_PROBLEM:_ State how many lines of the records contain the string "icon", and give no other information.

_GIVEN RECORDS:_
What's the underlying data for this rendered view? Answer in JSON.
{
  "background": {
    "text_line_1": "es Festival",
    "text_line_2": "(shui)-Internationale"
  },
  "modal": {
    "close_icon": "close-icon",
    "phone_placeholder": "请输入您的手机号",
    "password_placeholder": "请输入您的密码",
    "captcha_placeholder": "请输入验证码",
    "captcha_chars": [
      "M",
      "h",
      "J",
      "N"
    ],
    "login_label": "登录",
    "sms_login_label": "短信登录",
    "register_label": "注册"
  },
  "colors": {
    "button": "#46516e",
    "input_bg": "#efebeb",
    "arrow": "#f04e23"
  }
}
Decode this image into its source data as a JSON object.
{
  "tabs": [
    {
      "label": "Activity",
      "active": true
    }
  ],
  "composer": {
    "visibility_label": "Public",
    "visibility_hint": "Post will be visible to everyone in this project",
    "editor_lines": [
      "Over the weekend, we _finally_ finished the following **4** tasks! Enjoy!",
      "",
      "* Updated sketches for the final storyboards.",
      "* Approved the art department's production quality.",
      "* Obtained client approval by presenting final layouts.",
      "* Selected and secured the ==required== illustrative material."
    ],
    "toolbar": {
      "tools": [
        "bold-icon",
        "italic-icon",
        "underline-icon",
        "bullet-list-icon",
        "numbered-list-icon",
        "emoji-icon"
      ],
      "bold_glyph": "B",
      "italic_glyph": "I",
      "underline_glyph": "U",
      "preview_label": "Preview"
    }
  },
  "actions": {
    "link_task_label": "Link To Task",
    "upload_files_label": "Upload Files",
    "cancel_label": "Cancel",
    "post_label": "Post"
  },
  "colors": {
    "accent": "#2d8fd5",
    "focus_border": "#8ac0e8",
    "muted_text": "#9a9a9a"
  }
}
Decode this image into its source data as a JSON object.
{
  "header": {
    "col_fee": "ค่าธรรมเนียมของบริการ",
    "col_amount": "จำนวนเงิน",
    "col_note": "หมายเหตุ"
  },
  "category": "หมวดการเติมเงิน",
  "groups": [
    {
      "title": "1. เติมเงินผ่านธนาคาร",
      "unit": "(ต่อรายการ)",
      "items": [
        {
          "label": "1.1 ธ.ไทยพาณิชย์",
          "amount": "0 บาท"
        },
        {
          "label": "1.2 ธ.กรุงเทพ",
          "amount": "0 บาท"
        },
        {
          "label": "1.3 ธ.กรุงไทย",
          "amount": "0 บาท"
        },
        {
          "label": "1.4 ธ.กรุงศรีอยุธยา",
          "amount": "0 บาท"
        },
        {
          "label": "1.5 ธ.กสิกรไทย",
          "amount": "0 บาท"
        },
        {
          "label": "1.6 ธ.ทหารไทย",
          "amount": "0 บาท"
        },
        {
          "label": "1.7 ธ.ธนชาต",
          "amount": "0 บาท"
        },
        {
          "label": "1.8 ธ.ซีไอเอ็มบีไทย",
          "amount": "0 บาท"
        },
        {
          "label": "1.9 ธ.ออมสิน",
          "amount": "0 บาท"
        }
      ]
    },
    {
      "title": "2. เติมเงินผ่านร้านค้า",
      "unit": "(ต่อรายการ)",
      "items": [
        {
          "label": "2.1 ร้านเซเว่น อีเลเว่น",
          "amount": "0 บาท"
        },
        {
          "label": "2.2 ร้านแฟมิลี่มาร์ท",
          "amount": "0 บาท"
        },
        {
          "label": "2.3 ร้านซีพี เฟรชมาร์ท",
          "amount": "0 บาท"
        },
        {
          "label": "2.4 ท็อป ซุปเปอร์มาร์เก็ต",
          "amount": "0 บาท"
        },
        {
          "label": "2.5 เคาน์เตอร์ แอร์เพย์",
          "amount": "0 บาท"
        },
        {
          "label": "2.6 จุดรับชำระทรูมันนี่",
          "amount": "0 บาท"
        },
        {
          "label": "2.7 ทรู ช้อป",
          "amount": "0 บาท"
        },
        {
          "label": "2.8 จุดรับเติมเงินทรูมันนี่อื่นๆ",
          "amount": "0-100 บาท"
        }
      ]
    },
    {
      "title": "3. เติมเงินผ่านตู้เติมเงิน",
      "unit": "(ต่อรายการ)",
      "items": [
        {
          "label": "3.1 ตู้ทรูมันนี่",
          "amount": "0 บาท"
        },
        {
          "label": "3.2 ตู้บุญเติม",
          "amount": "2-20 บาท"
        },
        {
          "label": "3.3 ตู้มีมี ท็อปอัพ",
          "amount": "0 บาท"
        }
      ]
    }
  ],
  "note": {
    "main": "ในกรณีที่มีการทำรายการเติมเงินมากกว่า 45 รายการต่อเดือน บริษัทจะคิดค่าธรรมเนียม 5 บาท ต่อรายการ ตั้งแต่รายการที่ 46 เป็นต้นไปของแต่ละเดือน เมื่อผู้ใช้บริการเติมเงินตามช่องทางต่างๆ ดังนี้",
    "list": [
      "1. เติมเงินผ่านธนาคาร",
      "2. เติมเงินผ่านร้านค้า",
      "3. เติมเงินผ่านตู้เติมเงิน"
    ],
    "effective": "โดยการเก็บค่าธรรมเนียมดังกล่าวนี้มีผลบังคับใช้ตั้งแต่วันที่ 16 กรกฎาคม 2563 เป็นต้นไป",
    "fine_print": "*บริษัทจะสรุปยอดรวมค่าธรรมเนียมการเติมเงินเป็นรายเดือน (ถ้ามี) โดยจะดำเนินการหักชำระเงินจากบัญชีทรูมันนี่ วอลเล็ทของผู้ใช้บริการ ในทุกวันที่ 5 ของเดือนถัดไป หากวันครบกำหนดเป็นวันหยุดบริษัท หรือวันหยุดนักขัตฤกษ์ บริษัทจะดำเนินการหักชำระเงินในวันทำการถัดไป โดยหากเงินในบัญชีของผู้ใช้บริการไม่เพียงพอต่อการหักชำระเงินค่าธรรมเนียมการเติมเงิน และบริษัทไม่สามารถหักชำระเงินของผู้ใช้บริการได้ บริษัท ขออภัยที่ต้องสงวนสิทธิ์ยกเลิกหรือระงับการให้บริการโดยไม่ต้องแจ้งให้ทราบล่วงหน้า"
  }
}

_YOUR SOLUTION:_ 7